Saturday, April 24, 2010

support local Boy Scouts of America

BSA has been ordered to pay $18.5 million for damages associated with an incident between a scout leader and a boy in the early 1980's.  While no incident of abusing a child, in any form, is acceptable, punishing the entire organization and setting the precedent for future heavy claims suits damages one of our nation's greatest tools for young boys and men. 

As is seen often within any organization where adults work with children, including public schools, it is difficult to impossible to screen every threat out of the system.  It is equally difficult to prevent incidents when Boy Scouts are sued for addressing gender/orientation issues with adults who work with boys.  In short, Boy Scouts of America remain under attack from within the political sphere due to the moral direction of the association as a whole.  Drive on boys!

Thursday, April 22, 2010

Solar Workshop

Solar Power on a Budget / Spring Plants
Saturday 1May2010, 9:30am - 3:30pm
I will be going through basic solar systems with students; PV array, wiring, batteries, charge controllers, and inverters (various types), as well as Li-Ion batteries for appliances and converting items to rechargeable systems.
In the afternoon we will take a walk identifying Spring edibles, hazards, and preparation techniques.  Plants will be common at all of S. Appalachia.
Cost, $35 for whole class.
Bring your own lunch.
Directions upon varification of attendance!  More details on Facebook page.

Wednesday, April 14, 2010

Stalkin in. Nice north wind to cover sound in dry woods. What a great turkey season so far. Tom dead ahead 70 yards.

Friday, April 9, 2010

Spring plants to find

Facebook members suggested the following for study this early spring as wild edibles; I have certainly been getting to as many as I can this year, what a beautiful Spring in southern Appalachia.

Blueberry parts, sochan, young poke salad, ramps, spring lettuce, chickweed, dandelion, violets, branch lettuce / creases, mustards, cress, rock tripe, burdock, and thistles, usnea, Basswood shoots! (fav)

Join us on Facebook by looking for Land of the Sky Wilderness!

Great Strides 2010

LOTS Wilderness supports team Nadia Denise in the great strides 2010 walk for cystic fibrosis.  Please consider joining the walk or donating any amount of money - $5 fine!

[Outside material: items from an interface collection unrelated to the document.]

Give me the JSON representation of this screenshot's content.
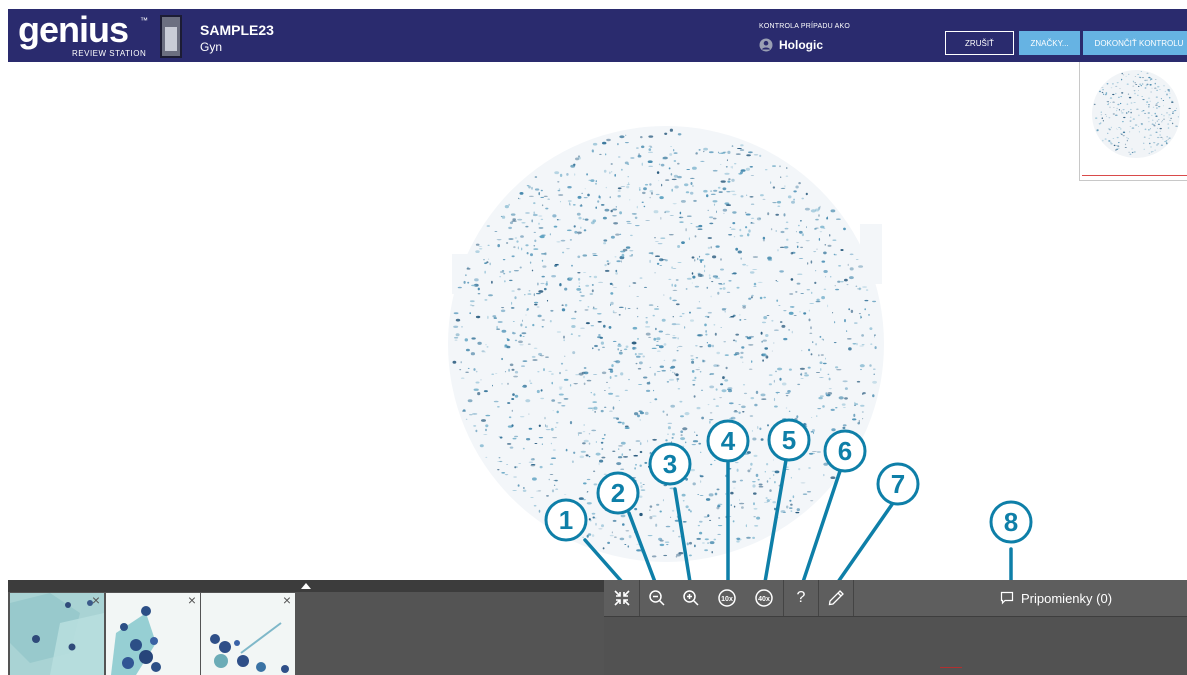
{
  "header": {
    "logo_text": "genius",
    "logo_tm": "™",
    "logo_sub": "REVIEW STATION",
    "case_id": "SAMPLE23",
    "case_type": "Gyn",
    "review_label": "KONTROLA PRÍPADU AKO",
    "user_name": "Hologic",
    "buttons": {
      "cancel": "ZRUŠIŤ",
      "marks": "ZNAČKY...",
      "finish": "DOKONČIŤ KONTROLU"
    }
  },
  "toolbar": {
    "tools": [
      {
        "icon": "fit-to-screen-icon",
        "callout": "1"
      },
      {
        "icon": "zoom-out-icon",
        "callout": "2"
      },
      {
        "icon": "zoom-in-icon",
        "callout": "3"
      },
      {
        "icon": "zoom-10x-icon",
        "label": "10x",
        "callout": "4"
      },
      {
        "icon": "zoom-40x-icon",
        "label": "40x",
        "callout": "5"
      },
      {
        "icon": "help-icon",
        "label": "?",
        "callout": "6"
      },
      {
        "icon": "pen-icon",
        "callout": "7"
      }
    ],
    "comments_label": "Pripomienky (0)",
    "comments_callout": "8"
  },
  "thumbnails": [
    {
      "close": "×"
    },
    {
      "close": "×"
    },
    {
      "close": "×"
    }
  ],
  "colors": {
    "header_bg": "#2a2b6e",
    "button_accent": "#66b3e3",
    "callout": "#0e7fa8",
    "panel_bg": "#545454"
  }
}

http://www.cff.org/Great_Strides/dsp_DonationPage.cfm?walkid=6363&idUser=287867

Sunday, April 4, 2010

Bloodroot flowers up on the mountain this morning. What will be next? Whats coming up first where you are? Phone text update!